President of the Private Sector Organisation of Jamaica (PSOJ), Christopher Zacca, has underscored the importance of implementing the agreement with the International Monetary Fund (IMF), but said the fiscal consolidation central to it was, by itself, not conducive to economic growth.
Economic growth is now of the highest priority, he said.
"This growth needs to be equitable. It must reach small and large businesses and it must create jobs. It needs to be entrepreneurial at its core. It cannot be state capitalism or statist in its nature, and it cannot rely on a few large infrastructure projects alone," said the PSOJ president.
But he said that, to move to real growth, Jamaica first needs a stable foundation.
"This was why it became so important for us as a country to secure an IMF deal, despite the fact that it would have affected all levels of the society," he said at a Partnership for Jamaica forum at the Hugh Lawson Shearer Trade Union Education Institute at the University of the West Indies last Thursday.

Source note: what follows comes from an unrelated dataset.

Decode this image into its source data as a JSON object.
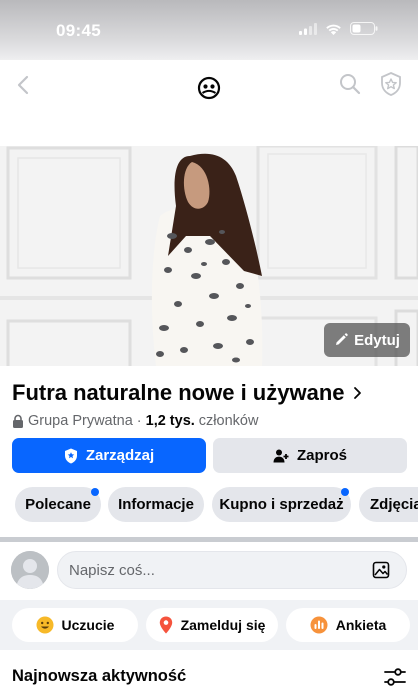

Referencing the National Debt Exchange and the three-year public-sector wage restraint, the PSOJ president said, "these great sacrifices by our entire society absolutely underscore the need to realise serious and sustainable economic growth, not in the next few years, but right now".
However, he said, "the only way we can do so is if we finally tackle our tremendous debt overhang".
But Zacca, noting that fiscal consolidation was not enough to fuel economic growth, said, "the key will be to replace reduced Government spending with greater private-sector investment and increased business activities."
However, he further emphasised the need for economic growth, arguing that a failure to grow the Jamaican economy "is the single greatest reason for most, if not all, the ills we suffer from as a nation, including crime, substandard education quality, a deterioration of institutional capacity, and, maybe most worrying, a growing income gap between the rich and the poor".
Also addressing the forum was Professor Alvin Wint, UWI pro-vice-chancellor and one of the architects of the Partnership for Jamaica agreement.
He said that, in arriving at the agreement, the partners examined areas where Jamaica ranked very poorly to the rest of the world, particularly as it relates to areas that were important to growth and development.
The primary factor was that Jamaica had a long history of fiscal instability that has translated into very high levels of debt, to the point where, today, Jamaica has the third-highest level of debt relative to its gross domestic product of any country in the world.
"But it's actually much worse than that because the two countries that are ahead of Jamaica are in very different situations," Professor Wint said.
He said the number-one country in terms of debt is Japan, which has a debt-to-GDP ratio of close to 200 per cent. But he explained that Japan is particularly unique in that virtually all of that public debt is owed to its citizens.
"And the country has an extremely high savings rate. So, what you find is a very difficult debt situation which is something that is completely manageable within its own parameters," he added.
The second country is Greece, which has a debt-to-GDP ratio of about 160 per cent.
"But of course, Greece has some help because it is part of the European Union which has made a commitment to stand behind Greece and to provide them with funding to get out of their debt situation," said Wint.
The third country is Jamaica, "and we have neither the circumstances of Japan nor do we have the circumstances of Greece," he said.
"So we are in many respects the most vulnerable indebted country in the world today."
He said, "it is not only a problem because of the level of debt, but it is a problem because, when you look at the factors that are important to growth and develop-ment, one of the key areas that economists have looked at worldwide is that situations where the level of government consum-ption is very high in a society, those tend to be situations where countries don't grow and develop".